Problem details
Replicate the data exactly, every line included.
(Beginning of Data to use)
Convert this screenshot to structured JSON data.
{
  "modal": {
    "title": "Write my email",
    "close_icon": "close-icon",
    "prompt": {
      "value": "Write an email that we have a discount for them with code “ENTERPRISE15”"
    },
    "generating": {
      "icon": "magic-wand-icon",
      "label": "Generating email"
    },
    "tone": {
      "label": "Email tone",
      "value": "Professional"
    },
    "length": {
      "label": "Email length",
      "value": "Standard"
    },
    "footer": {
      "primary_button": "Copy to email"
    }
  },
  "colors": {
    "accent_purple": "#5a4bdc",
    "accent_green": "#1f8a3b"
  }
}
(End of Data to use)
Written solution
Convert this screenshot to structured JSON data.
{
  "modal": {
    "title": "Write my email",
    "close_icon": "close-icon",
    "prompt": {
      "value": "Write an email that we have a discount for them with code “ENTERPRISE15”"
    },
    "generating": {
      "icon": "magic-wand-icon",
      "label": "Generating email"
    },
    "tone": {
      "label": "Email tone",
      "value": "Professional"
    },
    "length": {
      "label": "Email length",
      "value": "Standard"
    },
    "footer": {
      "primary_button": "Copy to email"
    }
  },
  "colors": {
    "accent_purple": "#5a4bdc",
    "accent_green": "#1f8a3b"
  }
}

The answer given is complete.